▶ _WHAT TO DO_
In which lines of the data does the string "name" appear? Copy every one.

Dataset rows describing interfaces:
____________

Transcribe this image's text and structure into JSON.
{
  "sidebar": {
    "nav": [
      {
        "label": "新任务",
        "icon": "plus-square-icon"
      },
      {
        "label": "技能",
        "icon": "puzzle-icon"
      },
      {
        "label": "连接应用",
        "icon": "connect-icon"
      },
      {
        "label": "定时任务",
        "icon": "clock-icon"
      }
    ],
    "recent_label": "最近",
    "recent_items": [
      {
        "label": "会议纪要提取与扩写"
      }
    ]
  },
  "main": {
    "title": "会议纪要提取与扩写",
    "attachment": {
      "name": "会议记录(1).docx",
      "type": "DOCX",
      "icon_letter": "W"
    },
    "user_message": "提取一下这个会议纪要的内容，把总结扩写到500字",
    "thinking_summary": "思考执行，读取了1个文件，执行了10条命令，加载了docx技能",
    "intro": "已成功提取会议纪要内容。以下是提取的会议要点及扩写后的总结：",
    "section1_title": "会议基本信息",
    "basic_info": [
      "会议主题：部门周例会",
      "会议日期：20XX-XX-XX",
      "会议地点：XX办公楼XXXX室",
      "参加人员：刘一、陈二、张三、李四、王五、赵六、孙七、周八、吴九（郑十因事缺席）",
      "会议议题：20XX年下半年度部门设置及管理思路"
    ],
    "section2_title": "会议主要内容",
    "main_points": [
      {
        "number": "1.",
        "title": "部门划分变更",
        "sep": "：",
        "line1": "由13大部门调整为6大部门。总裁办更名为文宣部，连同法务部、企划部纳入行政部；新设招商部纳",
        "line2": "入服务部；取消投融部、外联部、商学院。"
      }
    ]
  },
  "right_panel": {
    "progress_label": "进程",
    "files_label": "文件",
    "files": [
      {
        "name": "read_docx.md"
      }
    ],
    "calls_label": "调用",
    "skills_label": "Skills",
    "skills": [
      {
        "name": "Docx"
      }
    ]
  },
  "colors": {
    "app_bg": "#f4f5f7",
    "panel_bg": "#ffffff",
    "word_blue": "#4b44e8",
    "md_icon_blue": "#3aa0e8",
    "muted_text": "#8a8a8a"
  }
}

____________

▶ _ANSWER TO THIS PROBLEM_
      "name": "会议记录(1).docx",
        "name": "read_docx.md"
        "name": "Docx"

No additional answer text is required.